Max Whitlock is due to return to competition for the first time since Tokyo 2020 ©Getty Images

Triple Olympic gymnastics champion Max Whitlock will begin his quest for more glory at Paris 2024 tomorrow after battling mental health struggles.

Britain's Whitlock has not competed since the Tokyo 2020 Olympics but is due to feature as a guest at the Scottish National Artistic Gymnastics Championships in Perth this weekend.

Thirty-year-old Whitlock won gold on both floor and pommel horse in the space of just two hours at Rio 2016.

He defended his pommel horse title in Tokyo but then stepped away from the sport.

"If I hadn't gone through that feeling of being lost and struggling, of being a waste of space and come out of the other side, there is no way I'd have been able to continue at this level - I'd have just crumbled and collapsed," Whitlock told PA.

"I now see what I went through as a positive because it gave me a huge reset. 

"I came home from Tokyo and said that I was done with gymnastics and, in an instant, all that pressure and that fear of failure lifted, because it was suddenly irrelevant.

"What's interesting is that when I decided I was coming back, that sort of stuff didn't come back with it. 

"My fear of failure has completely gone. 

Max Whitlock defended his Olympic pommel horse title in Tokyo and won a third gold medal in all ©Getty Images
Max Whitlock defended his Olympic pommel horse title in Tokyo and won a third gold medal in all ©Getty Images

"I'm almost looking at it from a different angle, which I think is quite powerful. 

"I'm back simply because I feel like giving it another shot."

Whitlock's career also includes three Olympic bronze medals, three world titles and four European golds.

He has won Commonwealth gold four times but missed his home Birmingham 2022 Games during his break from competition.

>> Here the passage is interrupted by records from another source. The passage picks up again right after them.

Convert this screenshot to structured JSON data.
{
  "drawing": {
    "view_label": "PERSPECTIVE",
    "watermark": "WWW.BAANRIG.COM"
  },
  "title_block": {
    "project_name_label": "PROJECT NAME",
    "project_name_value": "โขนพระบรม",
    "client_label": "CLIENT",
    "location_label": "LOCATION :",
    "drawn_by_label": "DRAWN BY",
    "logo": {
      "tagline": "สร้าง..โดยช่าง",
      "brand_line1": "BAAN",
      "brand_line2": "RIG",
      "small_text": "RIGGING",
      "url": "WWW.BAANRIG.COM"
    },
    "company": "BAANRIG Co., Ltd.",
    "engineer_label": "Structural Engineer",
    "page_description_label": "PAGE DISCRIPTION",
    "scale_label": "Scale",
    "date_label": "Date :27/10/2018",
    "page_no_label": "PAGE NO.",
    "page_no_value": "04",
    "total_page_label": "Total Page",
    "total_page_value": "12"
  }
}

However, he did carry the Queen's Baton during the Opening Ceremony.

Whitlock was also absent from a home World Championships in Liverpool in October and November.

"For the couple of years before Tokyo, gymnastics started to feel more like a job than something I had passion and love for and my main emotion after winning the gold medal was relief that I'd done it and it was over," Whitlock added. 

"I could forget about it and move forward."